Reality and fantasy
Beauty of the garden inspires artist to paint
Several years ago, artist Yu Hong came across an abandoned garden in a Beijing suburb. She walked through it and saw many nearly complete concrete pavilions built in traditional Chinese style and lotus blooming in a pool.
“It was a sunny day, and the blue sky and white clouds were reflected in the water. The flourishing lotus formed a sharp contrast with the pavilions that were in bad shape. The scene looked so beautiful,” recalls the 50-year-old painter, who is also a professor at the Central Academy of Fine Arts.

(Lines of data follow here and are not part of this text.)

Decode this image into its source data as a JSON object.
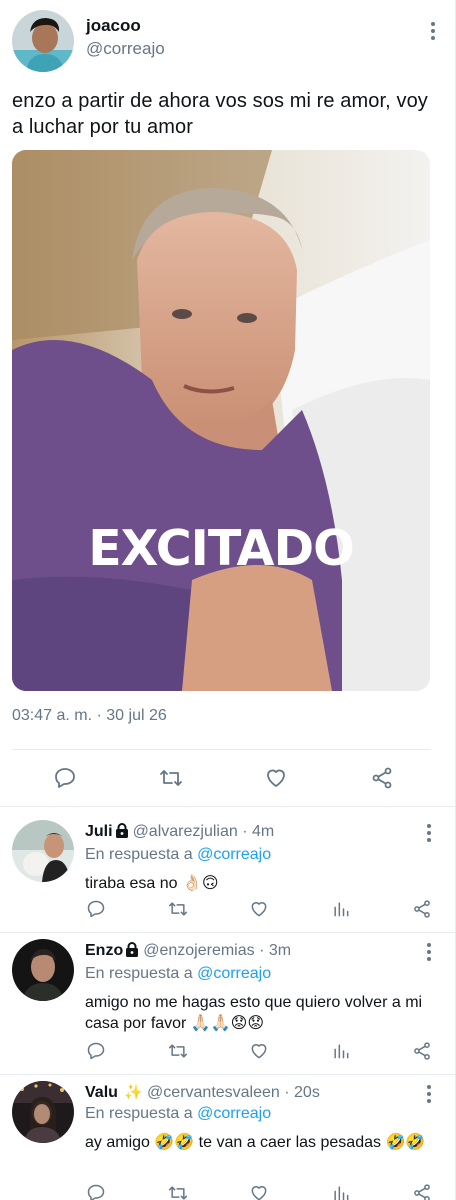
{
  "tweet": {
    "display_name": "joacoo",
    "handle": "@correajo",
    "text": "enzo a partir de ahora vos sos mi re amor, voy a luchar por tu amor",
    "media_caption": "EXCITADO",
    "timestamp": "03:47 a. m. · 30 jul 26",
    "icons": [
      "reply-icon",
      "retweet-icon",
      "like-icon",
      "share-icon"
    ]
  },
  "replies": [
    {
      "name": "Juli",
      "handle": "@alvarezjulian",
      "time": "4m",
      "in_reply_prefix": "En respuesta a",
      "in_reply_to": "@correajo",
      "text": "tiraba esa no 👌🏻🙃",
      "protected": true
    },
    {
      "name": "Enzo",
      "handle": "@enzojeremias",
      "time": "3m",
      "in_reply_prefix": "En respuesta a",
      "in_reply_to": "@correajo",
      "text": "amigo no me hagas esto que quiero volver a mi casa por favor 🙏🏻🙏🏻😟😟",
      "protected": true
    },
    {
      "name": "Valu",
      "handle": "@cervantesvaleen",
      "time": "20s",
      "in_reply_prefix": "En respuesta a",
      "in_reply_to": "@correajo",
      "text": "ay amigo 🤣🤣 te van a caer las pesadas 🤣🤣",
      "badge": "✨"
    }
  ],
  "colors": {
    "accent": "#1da1f2",
    "secondary": "#657786",
    "divider": "#e6ecf0",
    "text": "#0f1419"
  }
}
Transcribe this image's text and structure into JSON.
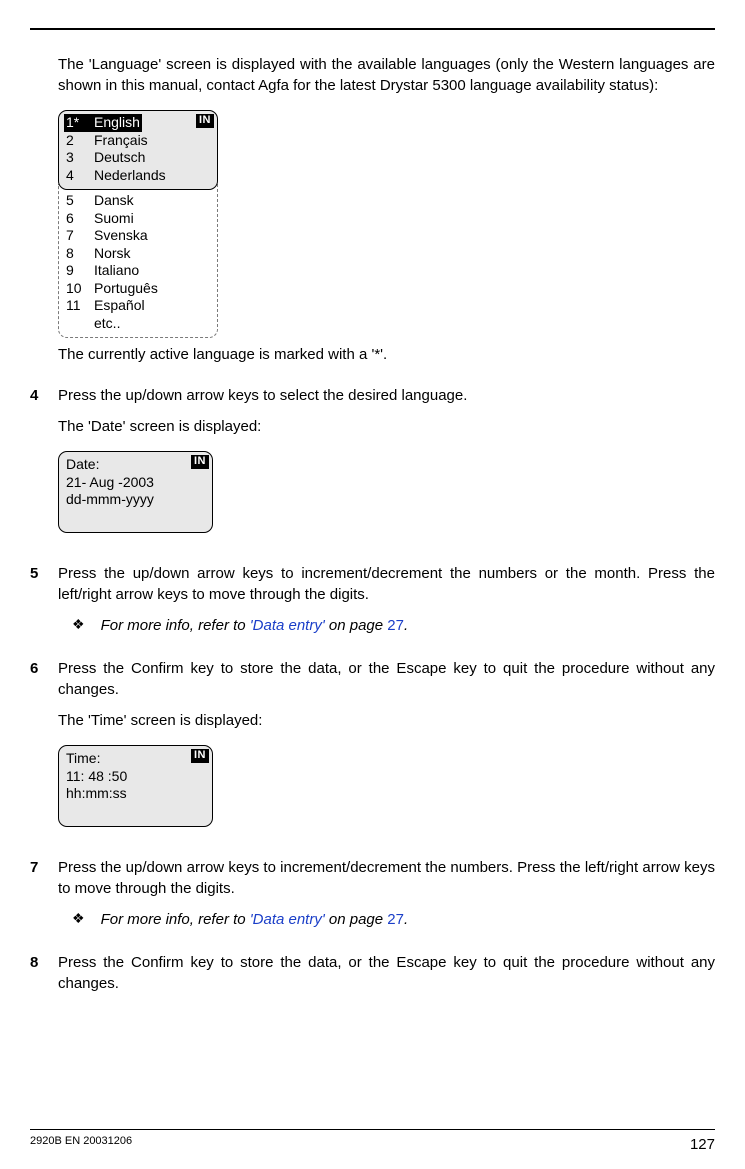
{
  "intro_para": "The 'Language' screen is displayed with the available languages (only the Western languages are shown in this manual, contact Agfa for the latest Drystar 5300 language availability status):",
  "lang_badge": "IN",
  "lang_box": {
    "visible": [
      {
        "num": "1*",
        "name": "English",
        "selected": true
      },
      {
        "num": "2",
        "name": "Français",
        "selected": false
      },
      {
        "num": "3",
        "name": "Deutsch",
        "selected": false
      },
      {
        "num": "4",
        "name": "Nederlands",
        "selected": false
      }
    ],
    "hidden": [
      {
        "num": "5",
        "name": "Dansk"
      },
      {
        "num": "6",
        "name": "Suomi"
      },
      {
        "num": "7",
        "name": "Svenska"
      },
      {
        "num": "8",
        "name": "Norsk"
      },
      {
        "num": "9",
        "name": "Italiano"
      },
      {
        "num": "10",
        "name": "Português"
      },
      {
        "num": "11",
        "name": "Español"
      },
      {
        "num": "",
        "name": "etc.."
      }
    ]
  },
  "after_lang": "The currently active language is marked with a '*'.",
  "steps": {
    "s4": {
      "num": "4",
      "text": "Press the up/down arrow keys to select the desired language.",
      "follow": "The 'Date' screen is displayed:"
    },
    "s5": {
      "num": "5",
      "text": "Press the up/down arrow keys to increment/decrement the numbers or the month. Press the left/right arrow keys to move through the digits."
    },
    "s6": {
      "num": "6",
      "text": "Press the Confirm key to store the data, or the Escape key to quit the procedure without any changes.",
      "follow": "The 'Time' screen is displayed:"
    },
    "s7": {
      "num": "7",
      "text": "Press the up/down arrow keys to increment/decrement the numbers. Press the left/right arrow keys to move through the digits."
    },
    "s8": {
      "num": "8",
      "text": "Press the Confirm key to store the data, or the Escape key to quit the procedure without any changes."
    }
  },
  "date_box": {
    "l1": "Date:",
    "l2": "21- Aug -2003",
    "l3": "dd-mmm-yyyy",
    "badge": "IN"
  },
  "time_box": {
    "l1": "Time:",
    "l2": "11: 48 :50",
    "l3": "hh:mm:ss",
    "badge": "IN"
  },
  "hint_prefix": "For more info, refer to ",
  "hint_link": "'Data entry'",
  "hint_mid": " on page ",
  "hint_page": "27",
  "hint_suffix": ".",
  "footer_left": "2920B EN 20031206",
  "footer_right": "127"
}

The beauty of the garden inspired Yu to paint A Garden of Dreams last year, an oil work on canvas in which she reproduced the scene in the garden: blue sky, a pavilion, the pool and the lotus bloom. And she juxtaposed with the scene incidents and stories from the past and present, East and West, including plane crashes, explosions, child refugees and ancient Chinese fables, through which viewers can feel a mixture of reality and fantasy.
The huge painting, almost 10 meters in width, is now the centerpiece of her exhibition of the same title.
The display at CAFA’s Art Museum includes 19 oil paintings and three glass sculptures.
The title, A Garden of Dreams, or Youyuan Jingmeng in Chinese, is borrowed from the Chinese Kunqu Opera classic The Peony Pavilion, or Mudan Ting, which is based on the work of Ming Dynasty (1368-1644) playwright Tang Xianzu.
The original play is based on a romantic encounter between an official’s daughter, Du Liniang, and a young scholar, Liu Mengmei.
But what Yu communicates through her painting is unrelated to the plot.
She says the phrase “youyuan jingmeng (walking in the garden and having an interrupted dream)” is to show that when one takes a stroll, one is bound to encounter unexpected, surprising things.
In the painting, she portrays the wellknown Chinese fable “mangren moxiang”, or blind people touching an elephant.
The story is about how a group of blind people try to visualize what an elephant looks like by touching it and how they have arguments about their conclusions as their perceptions differ.
Her portrayal satirizes those who believe that they can see the whole issue in a given situation when they are aware only about a part of the issue.
Yu reinterprets the fable in a modern context, saying: “Everybody believes they are smart enough to get the whole idea. However, we really know very little about what is going on, and it is likely that we often misjudge the situation.”
In her work, she also alludes to the global refugee crisis by painting babies placed in basins in grass, and among them is a refugee child lying on his back on a beach. This is a reference to the death of Turkish refugee child Alan Kurdi, who was found on a Turkish beach last September, which brought the Syrian refugee crisis to the attention of the world.
Speaking about her work, Yu, who graduated from CAFA, says: “Living in today’s world means we usually know what is happening far away through the media. The events may not seem directly relevant to us but they affect everyone. I hope to be able to portray this.”
Since the 1990s Yu has been focusing on the mental wellbeing of young artists.
“I’ve discovered a lot of heartbreak among this group. Being sensitive, fragile, helpless and honest, they want respect and love but they are often misunderstood. These feelings become the subjects ofmy creations,” she says.
In the painting Shouzhu Daitu (Waiting for gain without pain), a youngwoman squats on the top of a cluster of traffic lights that are facing in different directions, showing how people get lost in the pursuit of gain.
But Yu softens the scene with a poetic touch: She adds several willow twigs that stroke the woman’s body.
In her other paintings, she portrays girls who strike gymnastic poses against backgrounds like sheer cliffs. Through this, she tries to show the tension and feelings of crisis that these characters face.
Zhan Jianjun, an oil painter and Yu’s mentor when she was a student at CAFA, says her work reveals her keen, delicate observations and deep concerns for society, even as her skilled, expressive brushwork delights fans.
Yu says that both the optimistic and pessimistic sides of society are reflected in her work. “The core of creation can’t be taught. It is something one is born with or learns from life.
“The world has changed fast. But if one is detached from the changes your work lacks depth,” she says.
Artist Yu Hong’s (above) ongoing exhibition at the Art Museum of the Central Academy of Fine Arts includes the show’s centerpiece, AGardenofDreams (top), paintings that portray girls who strike gymnastic poses against backgrounds of sheer cliffs, and a glass sculpture.